(FYI: Redshirts were players who had been in college for four years (which made them eligible for the draft) but still had some eligibility left. They also were called “futures” because, even after being selected, they usually returned to school for their final season before turning pro. The better NFL clubs — clubs that might not be as desperate for immediate help — could use more of their picks on these players . . . and perhaps steal a guy or two they might never have had a shot at.)
Not everyone agreed with Wolfner, though. To other GMs, an asset — be it a player or a draft choice — was an asset, to be used as a team saw fit. As Rozelle put it, the swapping of veterans for picks “has helped us and we believe has been helpful to other clubs. No one can say the Eagles didn’t help themselves by getting [quarterback Norm] Van Brocklin [for, among other things, a No. 1]. Some of the clubs who do not have the budgets for scouting and cannot utilize their choices to the extent others can, through astute trading oft times help themselves.”
The Rams invested heavily in their player-personnel department. In fact, they were trailblazers in that area. Art Rooney’s Steelers, on the other hand, were more of a mom-and-pop operation, though Parker was trying to change that. Buddy, who merely wanted to turn around a habitually losing franchise as quickly as possible, had no misgivings about the extreme lengths he was going to. “There is no adverse effect on the public,” he said, “– as long as we win.”
And the thing is, Parker was making progress. His second Steelers team, in 1958, had gone 7-4-1 — the second-best record in franchise history. As for the Rams, their draft-driven rebuild was nearly complete. Or so they thought. They’d finished a game out of first in the Western Conference in ’58 and, with all the high picks in ’59, were determined to overtake the title-winning Colts.
Anyway, here’s how it all unfolded, how the Rams wound up with 12 selections in the first seven rounds and the Steelers with none:
● 1 (9) — Own pick. Drafted: T-DT Paul Dickson.
● 2 (20) — Own pick. Drafted: HB Don Brown.
● 3 (31) — Own pick. Drafted: FB Larry Hickman.
● 4 (43) — Own pick. Drafted: FB Blanche Martin.
● 4 (44) — From the Bears for DB Jesse Whittenton and WR Bob Carey.
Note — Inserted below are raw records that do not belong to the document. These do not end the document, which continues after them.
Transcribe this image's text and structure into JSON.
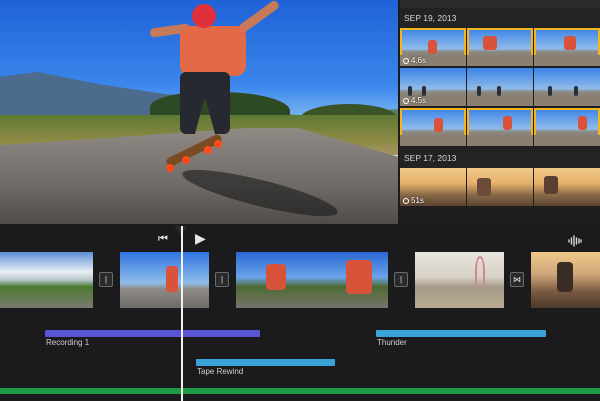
{
  "browser": {
    "sections": [
      {
        "date": "SEP 19, 2013"
      },
      {
        "date": "SEP 17, 2013"
      }
    ],
    "durations": {
      "clip_a": "4.6s",
      "clip_b": "4.5s",
      "clip_c": "51s"
    }
  },
  "timeline": {
    "controls": {
      "rewind": "⏮",
      "play": "▶",
      "audio": "audio-waveform"
    },
    "audio_tracks": [
      {
        "label": "Recording 1",
        "color": "#5a55d6"
      },
      {
        "label": "Thunder",
        "color": "#3aa3d8"
      },
      {
        "label": "Tape Rewind",
        "color": "#3aa3d8"
      }
    ],
    "music_color": "#1e9a44"
  }
}
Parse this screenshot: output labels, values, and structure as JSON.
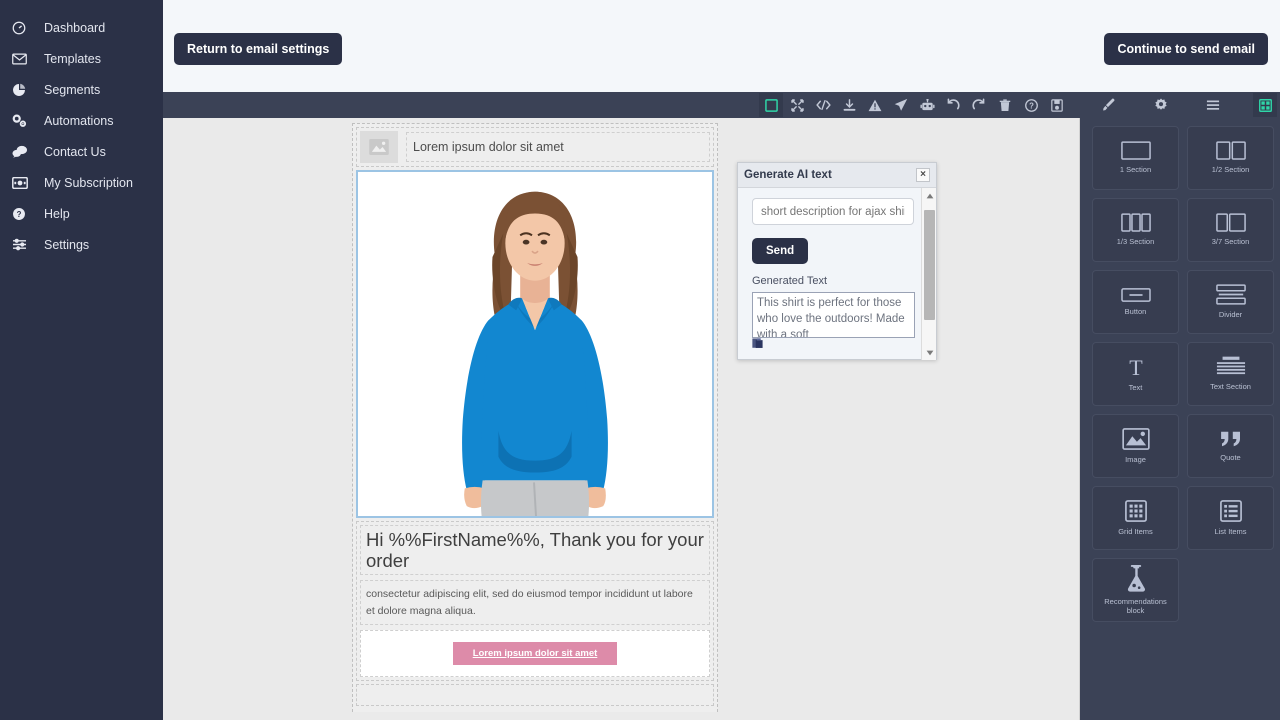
{
  "sidebar": {
    "items": [
      {
        "label": "Dashboard",
        "icon": "dashboard-icon"
      },
      {
        "label": "Templates",
        "icon": "envelope-icon"
      },
      {
        "label": "Segments",
        "icon": "pie-chart-icon"
      },
      {
        "label": "Automations",
        "icon": "gears-icon"
      },
      {
        "label": "Contact Us",
        "icon": "chat-bubbles-icon"
      },
      {
        "label": "My Subscription",
        "icon": "card-icon"
      },
      {
        "label": "Help",
        "icon": "question-circle-icon"
      },
      {
        "label": "Settings",
        "icon": "sliders-icon"
      }
    ]
  },
  "topbar": {
    "return_label": "Return to email settings",
    "continue_label": "Continue to send email"
  },
  "toolbar": {
    "items": [
      {
        "name": "preview-icon",
        "active": true
      },
      {
        "name": "fullscreen-icon",
        "active": false
      },
      {
        "name": "code-icon",
        "active": false
      },
      {
        "name": "download-icon",
        "active": false
      },
      {
        "name": "warning-icon",
        "active": false
      },
      {
        "name": "send-icon",
        "active": false
      },
      {
        "name": "robot-icon",
        "active": false
      },
      {
        "name": "undo-icon",
        "active": false
      },
      {
        "name": "redo-icon",
        "active": false
      },
      {
        "name": "trash-icon",
        "active": false
      },
      {
        "name": "help-icon",
        "active": false
      },
      {
        "name": "save-icon",
        "active": false
      },
      {
        "name": "brush-icon",
        "active": false
      },
      {
        "name": "gear-icon",
        "active": false
      },
      {
        "name": "menu-icon",
        "active": false
      },
      {
        "name": "grid-icon",
        "active": true
      }
    ]
  },
  "email": {
    "header_text": "Lorem ipsum dolor sit amet",
    "block_tools": [
      "move-up-icon",
      "drag-move-icon",
      "duplicate-icon",
      "delete-icon"
    ],
    "heading": "Hi %%FirstName%%, Thank you for your order",
    "paragraph": "consectetur adipiscing elit, sed do eiusmod tempor incididunt ut labore et dolore magna aliqua.",
    "cta_label": "Lorem ipsum dolor sit amet",
    "cta_color": "#dd8ba9",
    "selection_color": "#9cc4e4"
  },
  "ai_panel": {
    "title": "Generate AI text",
    "close_label": "×",
    "input_placeholder": "short description for ajax shirt",
    "input_value": "",
    "send_label": "Send",
    "generated_label": "Generated Text",
    "generated_text": "This shirt is perfect for those who love the outdoors! Made with a soft",
    "copy_icon": "copy-icon"
  },
  "blocks_panel": {
    "items": [
      {
        "label": "1 Section",
        "icon": "one-section-icon"
      },
      {
        "label": "1/2 Section",
        "icon": "half-section-icon"
      },
      {
        "label": "1/3 Section",
        "icon": "third-section-icon"
      },
      {
        "label": "3/7 Section",
        "icon": "three-seven-section-icon"
      },
      {
        "label": "Button",
        "icon": "button-icon"
      },
      {
        "label": "Divider",
        "icon": "divider-icon"
      },
      {
        "label": "Text",
        "icon": "text-icon"
      },
      {
        "label": "Text Section",
        "icon": "text-section-icon"
      },
      {
        "label": "Image",
        "icon": "image-icon"
      },
      {
        "label": "Quote",
        "icon": "quote-icon"
      },
      {
        "label": "Grid Items",
        "icon": "grid-items-icon"
      },
      {
        "label": "List Items",
        "icon": "list-items-icon"
      },
      {
        "label": "Recommendations block",
        "icon": "flask-icon"
      }
    ]
  },
  "colors": {
    "sidebar_bg": "#2b3147",
    "toolbar_bg": "#3b4256",
    "accent_green": "#2fd6a8",
    "block_select": "#4a9ae0",
    "topbar_bg": "#f4f7fa"
  }
}
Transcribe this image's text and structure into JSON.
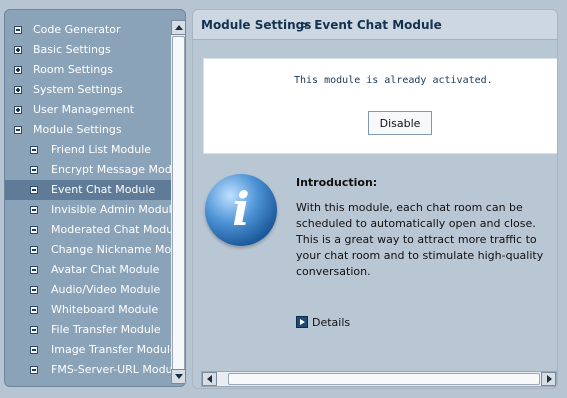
{
  "sidebar": {
    "items": [
      {
        "label": "Code Generator",
        "level": 0,
        "toggle": "minus",
        "selected": false
      },
      {
        "label": "Basic Settings",
        "level": 0,
        "toggle": "plus",
        "selected": false
      },
      {
        "label": "Room Settings",
        "level": 0,
        "toggle": "plus",
        "selected": false
      },
      {
        "label": "System Settings",
        "level": 0,
        "toggle": "plus",
        "selected": false
      },
      {
        "label": "User Management",
        "level": 0,
        "toggle": "plus",
        "selected": false
      },
      {
        "label": "Module Settings",
        "level": 0,
        "toggle": "minus",
        "selected": false
      },
      {
        "label": "Friend List Module",
        "level": 1,
        "toggle": "minus",
        "selected": false
      },
      {
        "label": "Encrypt Message Module",
        "level": 1,
        "toggle": "minus",
        "selected": false
      },
      {
        "label": "Event Chat Module",
        "level": 1,
        "toggle": "minus",
        "selected": true
      },
      {
        "label": "Invisible Admin Module",
        "level": 1,
        "toggle": "minus",
        "selected": false
      },
      {
        "label": "Moderated Chat Module",
        "level": 1,
        "toggle": "minus",
        "selected": false
      },
      {
        "label": "Change Nickname Module",
        "level": 1,
        "toggle": "minus",
        "selected": false
      },
      {
        "label": "Avatar Chat Module",
        "level": 1,
        "toggle": "minus",
        "selected": false
      },
      {
        "label": "Audio/Video Module",
        "level": 1,
        "toggle": "minus",
        "selected": false
      },
      {
        "label": "Whiteboard Module",
        "level": 1,
        "toggle": "minus",
        "selected": false
      },
      {
        "label": "File Transfer Module",
        "level": 1,
        "toggle": "minus",
        "selected": false
      },
      {
        "label": "Image Transfer Module",
        "level": 1,
        "toggle": "minus",
        "selected": false
      },
      {
        "label": "FMS-Server-URL Module",
        "level": 1,
        "toggle": "minus",
        "selected": false
      }
    ]
  },
  "header": {
    "title": "Module Settings",
    "subtitle": "> Event Chat Module"
  },
  "notice": {
    "text": "This module is already activated.",
    "button_label": "Disable"
  },
  "intro": {
    "icon": "info-icon",
    "glyph": "i",
    "heading": "Introduction:",
    "body": "With this module, each chat room can be scheduled to automatically open and close. This is a great way to attract more traffic to your chat room and to stimulate high-quality conversation."
  },
  "details": {
    "icon": "play-arrow-icon",
    "label": "Details"
  },
  "colors": {
    "sidebar_bg": "#8ba3b9",
    "selected_row": "#5f7b98",
    "main_bg": "#b9c6d4",
    "header_text": "#15324f"
  }
}
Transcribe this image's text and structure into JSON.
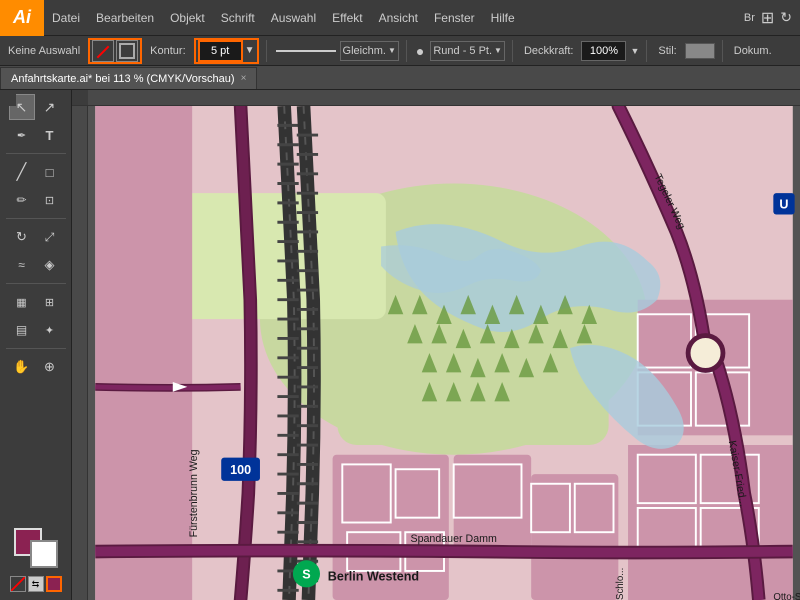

The Rams were supposed to get OT Kline Gilbert, but he decided to retire. So they settled for a fourth-rounder (which would be a mid-second-rounder now). Drafted: LB John Tracey.
● 5 (56) — Own pick. Drafted: E John Lands.
● 6 (69) — Own pick. Drafted: C Dave Painter.
● 7 (80) — Own pick. Drafted: DB Eddie Meador.
7 (79) — To the Redskins for LB Ralph Felton. Redskins drafted: QB Mitch Ogiego.
(Note: If a player doesn’t have any stats to click on, it’s because he never played in the NFL or AFL.)
Layne, Orr and Tracy were terrific additions to the Steelers offense. The Rams’ biggest “hits” in the draft were Bass, a two-time 1,000-yard rusher (and three-time Pro Bowler), and Meador, who intercepted 46 passes (and went to six Pro Bowls). What’s more, two months later, Rozelle had enough of a surplus to swap nine players for Ollie Matson, the Cardinals’ Hall of Fame back. Brown (20th pick), Hickman (31) and Tracey (44) were included in the deal.
But the Steelers and Rams both went backward in ’59 — Pittsburgh to 6-5-1, L.A. to a ghastly 2-10 (which cost coach Sid Gillman his job). Not long after that, Rozelle was running the league from the commissioner’s office in New York, and Parker was busily trading away even more draft picks. In 1960 he had only two selections in the first six rounds.
It’s one of the more fascinating aspects of the early NFL: the extremes. There simply wasn’t the parity that exists today — not nearly. Some franchises had money to spend, some had a lot less money to spend. The difference between the best teams and the worst teams was often much greater. And, of course, one club could make 12 draft picks before another club could make even one. Strange, but true.
Source: pro-football-reference.com, prosportstransactions.com, Pittsburgh Press, Pittsburgh Post-Gazette.